The SBD was generated by varying specific imaging parameters in an MRI simulator, which starts from a digital phantom, and performs a realistic, first-principles modeling of the imaging process based on the Bloch equations [1]. The range of parameters was chosen according to the values typically encountered in modern MRI systems [2]. As an example of the generality of this approach, MS lesions (extracted from real MRI-s) were added to the normal brain phantom and the generation process was repeated. For each anatomical model (phantom), three imaging sequences are available online (T, T, PD), each with a fixed set of parameters: typical values of slice thickness, noise and intensity non-uniformity (INU) levels. All 3D image volumes are in stereotaxic space, and can be interactively explored online in 3 simultaneous orthogonal views. In addition, BrainWeb allows a remote user to run their own MRI simulation through the WWW interface. Each simulated brain image, as well as the source digital phantoms, can be downloaded in a variety of file and data compression formats.


SBD can be used to study the performance of anatomical brain mapping techniques, such as: non-linear co-registration [3], cortical surface extraction, or tissue classification algorithms [2]. Also, it can help the validation of quantitative analyses of neuropathology (e.g. MS lesion quantification), or of other medical pattern recognition and image processing techniques.

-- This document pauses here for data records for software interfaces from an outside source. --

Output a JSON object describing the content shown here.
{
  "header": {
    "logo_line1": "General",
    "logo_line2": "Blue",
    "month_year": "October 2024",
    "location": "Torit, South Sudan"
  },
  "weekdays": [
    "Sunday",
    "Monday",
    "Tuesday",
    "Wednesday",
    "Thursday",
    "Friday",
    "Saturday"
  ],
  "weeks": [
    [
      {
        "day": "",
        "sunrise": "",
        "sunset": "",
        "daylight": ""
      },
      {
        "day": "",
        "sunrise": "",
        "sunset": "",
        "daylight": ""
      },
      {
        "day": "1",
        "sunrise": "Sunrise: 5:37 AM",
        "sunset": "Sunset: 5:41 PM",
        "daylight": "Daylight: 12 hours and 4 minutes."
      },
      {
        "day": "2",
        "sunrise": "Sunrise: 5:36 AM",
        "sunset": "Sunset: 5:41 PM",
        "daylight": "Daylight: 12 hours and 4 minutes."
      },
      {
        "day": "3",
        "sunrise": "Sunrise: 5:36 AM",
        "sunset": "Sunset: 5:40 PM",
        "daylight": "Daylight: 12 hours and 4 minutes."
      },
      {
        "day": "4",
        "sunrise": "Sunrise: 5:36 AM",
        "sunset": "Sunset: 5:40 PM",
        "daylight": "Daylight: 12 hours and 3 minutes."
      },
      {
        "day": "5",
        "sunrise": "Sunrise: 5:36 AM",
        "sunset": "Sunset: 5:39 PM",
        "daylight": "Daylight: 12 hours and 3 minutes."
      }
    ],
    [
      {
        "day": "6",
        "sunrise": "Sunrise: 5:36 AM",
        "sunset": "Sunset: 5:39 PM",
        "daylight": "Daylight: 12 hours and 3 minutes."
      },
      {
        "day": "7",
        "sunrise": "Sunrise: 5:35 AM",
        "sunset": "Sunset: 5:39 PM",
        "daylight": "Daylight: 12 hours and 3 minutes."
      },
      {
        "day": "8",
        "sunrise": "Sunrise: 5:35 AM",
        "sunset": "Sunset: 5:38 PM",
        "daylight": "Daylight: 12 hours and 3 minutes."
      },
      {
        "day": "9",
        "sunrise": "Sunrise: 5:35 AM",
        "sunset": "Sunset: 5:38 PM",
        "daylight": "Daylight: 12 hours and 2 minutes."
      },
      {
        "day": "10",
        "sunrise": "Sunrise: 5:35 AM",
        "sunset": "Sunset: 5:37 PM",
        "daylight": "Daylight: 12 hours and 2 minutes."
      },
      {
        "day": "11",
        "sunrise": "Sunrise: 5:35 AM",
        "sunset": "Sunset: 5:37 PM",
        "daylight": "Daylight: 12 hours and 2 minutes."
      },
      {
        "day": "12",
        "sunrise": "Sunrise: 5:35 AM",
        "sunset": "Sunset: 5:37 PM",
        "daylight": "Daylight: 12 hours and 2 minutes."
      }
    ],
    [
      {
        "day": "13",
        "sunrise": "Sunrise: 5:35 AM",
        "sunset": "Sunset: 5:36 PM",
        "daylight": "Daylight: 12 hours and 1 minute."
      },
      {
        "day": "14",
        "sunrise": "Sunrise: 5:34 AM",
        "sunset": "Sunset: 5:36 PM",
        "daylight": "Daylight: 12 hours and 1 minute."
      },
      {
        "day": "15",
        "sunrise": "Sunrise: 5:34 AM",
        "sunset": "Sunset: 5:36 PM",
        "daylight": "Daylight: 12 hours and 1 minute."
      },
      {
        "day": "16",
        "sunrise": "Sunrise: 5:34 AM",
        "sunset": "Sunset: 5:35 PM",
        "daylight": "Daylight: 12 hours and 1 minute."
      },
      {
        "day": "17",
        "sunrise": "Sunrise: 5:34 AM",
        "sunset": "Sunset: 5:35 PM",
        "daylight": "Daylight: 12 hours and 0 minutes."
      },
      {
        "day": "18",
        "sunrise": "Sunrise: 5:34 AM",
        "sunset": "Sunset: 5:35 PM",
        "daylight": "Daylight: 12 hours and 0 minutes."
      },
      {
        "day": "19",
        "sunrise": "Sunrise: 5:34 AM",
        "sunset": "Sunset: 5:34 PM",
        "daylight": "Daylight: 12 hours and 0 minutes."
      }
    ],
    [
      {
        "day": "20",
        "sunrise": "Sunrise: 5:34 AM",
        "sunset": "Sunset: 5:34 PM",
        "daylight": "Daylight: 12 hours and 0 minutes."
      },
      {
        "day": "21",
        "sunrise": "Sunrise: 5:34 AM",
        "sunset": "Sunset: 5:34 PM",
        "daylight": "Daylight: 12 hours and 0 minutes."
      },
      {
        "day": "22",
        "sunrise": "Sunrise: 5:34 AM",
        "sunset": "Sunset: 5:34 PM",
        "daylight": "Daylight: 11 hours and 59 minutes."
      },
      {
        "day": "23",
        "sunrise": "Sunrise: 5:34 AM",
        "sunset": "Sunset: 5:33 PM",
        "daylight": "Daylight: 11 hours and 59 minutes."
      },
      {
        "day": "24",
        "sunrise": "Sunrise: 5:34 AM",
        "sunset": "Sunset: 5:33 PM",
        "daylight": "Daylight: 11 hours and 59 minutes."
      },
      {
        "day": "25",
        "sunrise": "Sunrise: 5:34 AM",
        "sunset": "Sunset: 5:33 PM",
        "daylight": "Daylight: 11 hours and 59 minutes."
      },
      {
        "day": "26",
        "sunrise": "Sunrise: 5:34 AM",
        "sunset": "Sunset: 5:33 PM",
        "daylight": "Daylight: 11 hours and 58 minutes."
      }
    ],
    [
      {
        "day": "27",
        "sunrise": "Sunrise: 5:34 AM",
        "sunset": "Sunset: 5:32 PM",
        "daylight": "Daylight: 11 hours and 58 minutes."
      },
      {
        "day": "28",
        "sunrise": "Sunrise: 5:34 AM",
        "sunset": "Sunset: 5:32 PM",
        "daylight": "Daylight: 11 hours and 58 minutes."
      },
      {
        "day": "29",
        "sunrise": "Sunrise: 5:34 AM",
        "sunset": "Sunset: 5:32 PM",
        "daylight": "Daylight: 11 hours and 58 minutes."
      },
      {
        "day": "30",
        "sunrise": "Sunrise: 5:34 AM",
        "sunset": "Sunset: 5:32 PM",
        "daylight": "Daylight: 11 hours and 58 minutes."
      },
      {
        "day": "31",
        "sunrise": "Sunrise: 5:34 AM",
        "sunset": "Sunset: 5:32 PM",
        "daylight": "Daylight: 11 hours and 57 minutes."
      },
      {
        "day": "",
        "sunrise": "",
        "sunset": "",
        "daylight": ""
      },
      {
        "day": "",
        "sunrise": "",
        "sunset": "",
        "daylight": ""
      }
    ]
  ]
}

The main advantages of using this database are: (i) the answer is known a priori in the experiment, and (ii) imaging parameters can be independently controlled (see Fig. 1). Since the source for all simulations is the same digital phantom, one has a systematic means of establishing the sensitivity of any particular procedure with respect to any imaging parameter or artifact.

Figure: T(top) & T (bottom): (left to right) ideal, typical, large noise, large INU, very thick slice


BrainWeb, containing the full SBD as well as the anatomical model (phantom) used as input to the MR simulator, are available on WWW at ``''. We are currently working on extending SBD to include fMRI and PET simulated data.
Kwan, R.K.-S., Evans, A.C., Pike, G.B. In VBC, Proceedings of the SPIE, 1996.
Kollokian, V. Master's thesis, Concordia University, Montreal, QC, Canada, Nov. 1996.
Collins, D.L., Holmes, C.J., Peters, T.M., Evans, A.C. Human Brain Mapping. 3(3):190--208, 1996.

Supported by the U.S. Human Brain Map Project and the International Consortium for Brain Mapping.

Chris Cocosco (
May 8 1997